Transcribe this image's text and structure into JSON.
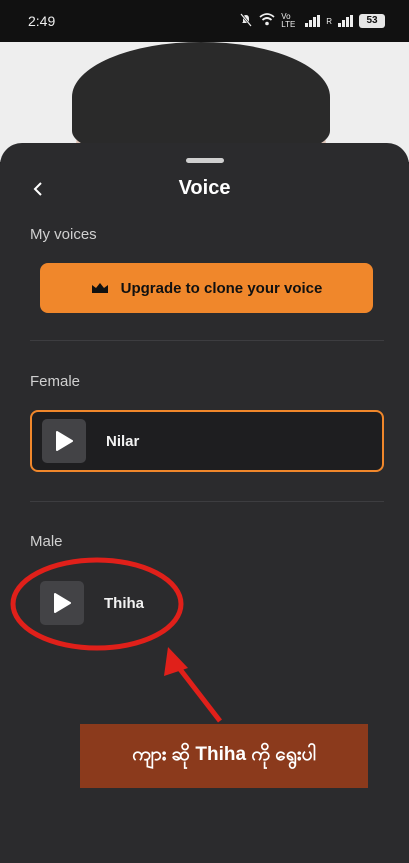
{
  "status_bar": {
    "time": "2:49",
    "network_label": "Vo LTE",
    "signal_secondary": "R",
    "battery": "53"
  },
  "sheet": {
    "title": "Voice",
    "back_icon": "chevron-left-icon",
    "my_voices_label": "My voices",
    "upgrade_button": {
      "label": "Upgrade to clone your voice",
      "icon": "crown-icon",
      "color": "#f0872b"
    },
    "female_label": "Female",
    "female_voices": [
      {
        "name": "Nilar",
        "selected": true
      }
    ],
    "male_label": "Male",
    "male_voices": [
      {
        "name": "Thiha",
        "selected": false
      }
    ]
  },
  "annotation": {
    "text": "ကျား ဆို Thiha ကို ရွေးပါ",
    "box_color": "#8b3a1c",
    "circle_color": "#e0201a"
  }
}
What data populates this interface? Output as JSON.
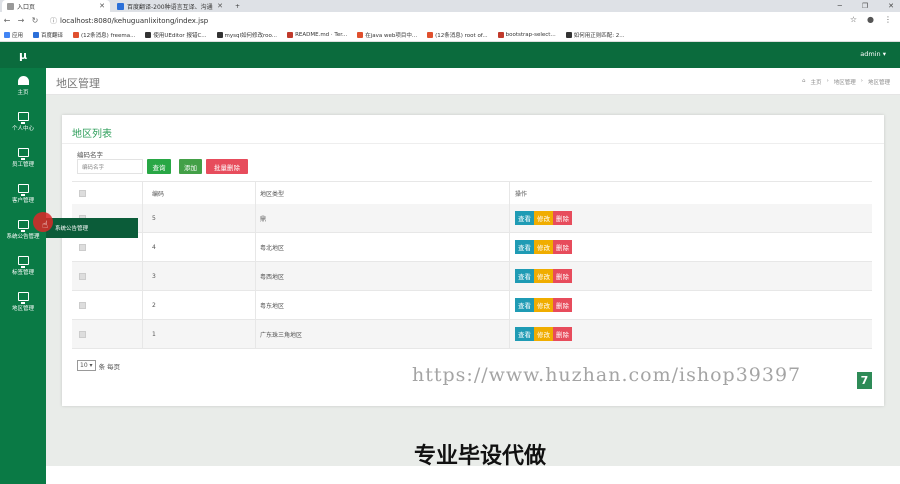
{
  "browser": {
    "tabs": [
      {
        "label": "入口页",
        "color": "#999999"
      },
      {
        "label": "百度翻译-200种语言互译、沟通",
        "color": "#2b6fd8"
      }
    ],
    "new_tab": "+",
    "url": "localhost:8080/kehuguanlixitong/index.jsp",
    "bookmarks": [
      {
        "label": "应用",
        "color": "#4285f4"
      },
      {
        "label": "百度翻译",
        "color": "#2b6fd8"
      },
      {
        "label": "(12条消息) freema...",
        "color": "#e0502e"
      },
      {
        "label": "使用UEditor 报错C...",
        "color": "#333333"
      },
      {
        "label": "mysql如何修改roo...",
        "color": "#333333"
      },
      {
        "label": "README.md · Ter...",
        "color": "#c0392b"
      },
      {
        "label": "在java web项目中...",
        "color": "#e0502e"
      },
      {
        "label": "(12条消息) root of...",
        "color": "#e0502e"
      },
      {
        "label": "bootstrap-select...",
        "color": "#c0392b"
      },
      {
        "label": "如何用正则匹配: 2...",
        "color": "#333333"
      }
    ]
  },
  "sidebar": {
    "brand": "μ",
    "items": [
      {
        "label": "主页",
        "icon": "dashboard-icon"
      },
      {
        "label": "个人中心",
        "icon": "monitor-icon"
      },
      {
        "label": "员工管理",
        "icon": "monitor-icon"
      },
      {
        "label": "客户管理",
        "icon": "monitor-icon"
      },
      {
        "label": "系统公告管理",
        "icon": "monitor-icon"
      },
      {
        "label": "标签管理",
        "icon": "monitor-icon"
      },
      {
        "label": "地区管理",
        "icon": "monitor-icon"
      }
    ],
    "tooltip": "系统公告管理"
  },
  "topnav": {
    "user": "admin ▾"
  },
  "page": {
    "title": "地区管理",
    "breadcrumb": [
      "主页",
      "地区管理",
      "地区管理"
    ]
  },
  "card": {
    "title": "地区列表",
    "filter_label": "编码名字",
    "filter_placeholder": "编码名字",
    "buttons": {
      "search": "查询",
      "add": "添加",
      "batch_delete": "批量删除"
    },
    "columns": [
      "编码",
      "地区类型",
      "操作"
    ],
    "rows": [
      {
        "code": "5",
        "type": "鼎"
      },
      {
        "code": "4",
        "type": "粤北地区"
      },
      {
        "code": "3",
        "type": "粤西地区"
      },
      {
        "code": "2",
        "type": "粤东地区"
      },
      {
        "code": "1",
        "type": "广东珠三角地区"
      }
    ],
    "actions": {
      "view": "查看",
      "edit": "修改",
      "delete": "删除"
    },
    "page_size": "10",
    "page_size_suffix": "条 每页"
  },
  "colors": {
    "sidebar": "#0a7a45",
    "topnav": "#0b6b3d",
    "search": "#28a745",
    "add": "#43a047",
    "delete": "#e74c5c",
    "view": "#1f9bb4",
    "edit": "#f0ad00"
  },
  "watermark": {
    "text": "https://www.huzhan.com/ishop39397",
    "badge": "7"
  },
  "promo": "专业毕设代做"
}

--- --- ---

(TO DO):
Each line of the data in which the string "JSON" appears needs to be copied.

(FINAL ANSWER):
Transcribe this image's text and structure into JSON.
What data populates this interface? Output as JSON.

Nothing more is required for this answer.